[Work instruction]:
Scan the entries line by line and return those with "image".

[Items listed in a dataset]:
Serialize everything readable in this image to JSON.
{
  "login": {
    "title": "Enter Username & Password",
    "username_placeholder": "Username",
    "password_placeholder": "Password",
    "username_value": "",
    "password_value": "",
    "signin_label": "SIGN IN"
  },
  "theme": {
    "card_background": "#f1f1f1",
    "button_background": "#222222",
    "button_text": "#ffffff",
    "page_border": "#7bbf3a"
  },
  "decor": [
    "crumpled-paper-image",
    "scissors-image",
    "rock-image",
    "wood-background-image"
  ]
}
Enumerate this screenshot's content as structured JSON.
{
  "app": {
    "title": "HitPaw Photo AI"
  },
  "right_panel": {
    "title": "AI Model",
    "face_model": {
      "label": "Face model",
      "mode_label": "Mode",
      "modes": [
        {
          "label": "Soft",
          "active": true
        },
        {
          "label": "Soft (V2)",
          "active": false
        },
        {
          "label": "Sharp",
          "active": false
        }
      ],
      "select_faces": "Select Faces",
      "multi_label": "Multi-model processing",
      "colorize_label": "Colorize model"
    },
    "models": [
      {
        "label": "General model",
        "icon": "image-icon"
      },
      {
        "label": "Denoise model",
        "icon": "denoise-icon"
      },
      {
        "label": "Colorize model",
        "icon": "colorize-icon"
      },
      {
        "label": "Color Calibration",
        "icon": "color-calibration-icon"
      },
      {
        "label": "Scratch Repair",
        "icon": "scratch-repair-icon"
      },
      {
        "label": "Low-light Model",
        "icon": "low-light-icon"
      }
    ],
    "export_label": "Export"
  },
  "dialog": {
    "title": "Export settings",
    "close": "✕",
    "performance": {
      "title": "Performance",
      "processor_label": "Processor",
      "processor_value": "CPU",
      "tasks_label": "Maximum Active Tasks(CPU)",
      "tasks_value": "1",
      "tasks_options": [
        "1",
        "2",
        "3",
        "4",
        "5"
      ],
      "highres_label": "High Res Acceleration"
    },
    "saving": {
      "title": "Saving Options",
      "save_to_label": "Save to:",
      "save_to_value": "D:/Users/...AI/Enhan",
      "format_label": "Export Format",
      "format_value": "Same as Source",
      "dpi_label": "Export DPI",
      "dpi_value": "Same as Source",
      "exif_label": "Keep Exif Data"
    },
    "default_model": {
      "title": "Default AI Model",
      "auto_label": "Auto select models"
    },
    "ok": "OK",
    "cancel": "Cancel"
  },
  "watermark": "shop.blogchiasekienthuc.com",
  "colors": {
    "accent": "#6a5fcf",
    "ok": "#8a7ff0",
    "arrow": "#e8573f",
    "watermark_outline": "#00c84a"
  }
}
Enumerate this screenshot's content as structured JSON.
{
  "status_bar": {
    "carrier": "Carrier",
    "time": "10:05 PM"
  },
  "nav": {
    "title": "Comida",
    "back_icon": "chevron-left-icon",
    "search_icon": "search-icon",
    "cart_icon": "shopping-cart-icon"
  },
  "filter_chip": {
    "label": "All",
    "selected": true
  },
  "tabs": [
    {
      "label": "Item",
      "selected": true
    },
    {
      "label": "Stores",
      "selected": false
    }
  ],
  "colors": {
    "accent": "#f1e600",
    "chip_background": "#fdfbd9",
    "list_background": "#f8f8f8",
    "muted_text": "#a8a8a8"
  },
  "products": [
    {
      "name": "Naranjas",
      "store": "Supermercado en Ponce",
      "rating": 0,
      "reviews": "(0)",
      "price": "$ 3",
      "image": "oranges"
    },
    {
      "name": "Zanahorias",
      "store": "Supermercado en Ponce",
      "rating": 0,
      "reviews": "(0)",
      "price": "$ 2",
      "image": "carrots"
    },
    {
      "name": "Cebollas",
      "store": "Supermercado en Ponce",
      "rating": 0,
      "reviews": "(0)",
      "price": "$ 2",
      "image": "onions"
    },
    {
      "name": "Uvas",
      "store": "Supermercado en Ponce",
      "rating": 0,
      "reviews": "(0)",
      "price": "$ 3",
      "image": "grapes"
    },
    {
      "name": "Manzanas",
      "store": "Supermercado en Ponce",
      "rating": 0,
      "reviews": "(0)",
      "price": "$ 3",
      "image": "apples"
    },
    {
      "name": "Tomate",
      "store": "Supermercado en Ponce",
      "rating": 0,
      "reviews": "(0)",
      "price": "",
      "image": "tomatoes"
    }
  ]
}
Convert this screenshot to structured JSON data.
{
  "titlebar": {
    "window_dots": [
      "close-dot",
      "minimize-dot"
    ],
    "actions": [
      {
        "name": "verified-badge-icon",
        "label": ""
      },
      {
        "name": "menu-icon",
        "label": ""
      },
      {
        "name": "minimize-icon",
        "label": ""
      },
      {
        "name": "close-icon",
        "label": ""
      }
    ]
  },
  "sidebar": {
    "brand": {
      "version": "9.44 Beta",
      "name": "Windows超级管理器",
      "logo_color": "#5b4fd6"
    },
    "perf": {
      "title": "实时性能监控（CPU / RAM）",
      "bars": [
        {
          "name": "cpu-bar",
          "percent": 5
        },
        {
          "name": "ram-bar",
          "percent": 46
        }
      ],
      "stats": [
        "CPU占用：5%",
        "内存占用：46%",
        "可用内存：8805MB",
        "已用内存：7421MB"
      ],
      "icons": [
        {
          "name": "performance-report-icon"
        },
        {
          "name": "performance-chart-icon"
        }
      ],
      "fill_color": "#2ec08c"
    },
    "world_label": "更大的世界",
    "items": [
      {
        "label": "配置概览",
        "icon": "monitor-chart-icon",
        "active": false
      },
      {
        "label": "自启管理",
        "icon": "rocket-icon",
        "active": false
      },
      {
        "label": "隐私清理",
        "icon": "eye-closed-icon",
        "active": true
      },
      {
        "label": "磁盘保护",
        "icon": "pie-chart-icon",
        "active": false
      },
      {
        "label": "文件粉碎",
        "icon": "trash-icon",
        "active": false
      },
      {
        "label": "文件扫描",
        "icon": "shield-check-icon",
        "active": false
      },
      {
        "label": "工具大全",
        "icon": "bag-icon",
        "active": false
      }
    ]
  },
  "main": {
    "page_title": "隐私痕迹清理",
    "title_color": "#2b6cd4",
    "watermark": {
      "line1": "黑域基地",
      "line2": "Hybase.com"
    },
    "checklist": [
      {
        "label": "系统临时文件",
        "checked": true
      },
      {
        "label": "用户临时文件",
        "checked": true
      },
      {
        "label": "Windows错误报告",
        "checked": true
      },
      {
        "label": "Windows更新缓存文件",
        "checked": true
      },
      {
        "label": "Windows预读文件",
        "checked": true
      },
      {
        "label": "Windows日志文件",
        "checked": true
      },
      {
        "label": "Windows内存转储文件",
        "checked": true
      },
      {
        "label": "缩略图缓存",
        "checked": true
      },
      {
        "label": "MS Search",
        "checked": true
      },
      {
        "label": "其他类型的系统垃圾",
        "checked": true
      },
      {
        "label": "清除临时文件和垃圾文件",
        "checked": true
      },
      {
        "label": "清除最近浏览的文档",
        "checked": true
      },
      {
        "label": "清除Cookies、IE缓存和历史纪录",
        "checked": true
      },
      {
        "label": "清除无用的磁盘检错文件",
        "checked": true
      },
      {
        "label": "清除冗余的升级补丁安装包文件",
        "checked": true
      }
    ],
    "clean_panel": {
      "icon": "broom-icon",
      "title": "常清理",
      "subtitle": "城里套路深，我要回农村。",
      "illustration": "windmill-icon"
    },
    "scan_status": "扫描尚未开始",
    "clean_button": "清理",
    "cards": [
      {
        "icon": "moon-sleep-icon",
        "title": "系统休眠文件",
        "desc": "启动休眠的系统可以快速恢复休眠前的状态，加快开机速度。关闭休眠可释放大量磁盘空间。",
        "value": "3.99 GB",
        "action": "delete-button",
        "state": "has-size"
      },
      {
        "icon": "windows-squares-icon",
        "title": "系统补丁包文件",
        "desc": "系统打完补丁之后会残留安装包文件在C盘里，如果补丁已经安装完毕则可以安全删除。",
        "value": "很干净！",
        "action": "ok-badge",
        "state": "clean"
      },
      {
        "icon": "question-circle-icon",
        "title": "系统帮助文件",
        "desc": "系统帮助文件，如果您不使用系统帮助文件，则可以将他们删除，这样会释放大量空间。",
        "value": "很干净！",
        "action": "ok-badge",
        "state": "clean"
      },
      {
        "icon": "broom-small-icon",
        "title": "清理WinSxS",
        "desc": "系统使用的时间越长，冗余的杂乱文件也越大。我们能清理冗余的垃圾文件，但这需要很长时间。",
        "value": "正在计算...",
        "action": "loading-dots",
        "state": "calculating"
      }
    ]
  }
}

[Exercise solution]:
Serialize everything readable in this image to JSON.
    "crumpled-paper-image",
    "scissors-image",
    "rock-image",
    "wood-background-image"
        "icon": "image-icon"
      "image": "oranges"
      "image": "carrots"
      "image": "onions"
      "image": "grapes"
      "image": "apples"
      "image": "tomatoes"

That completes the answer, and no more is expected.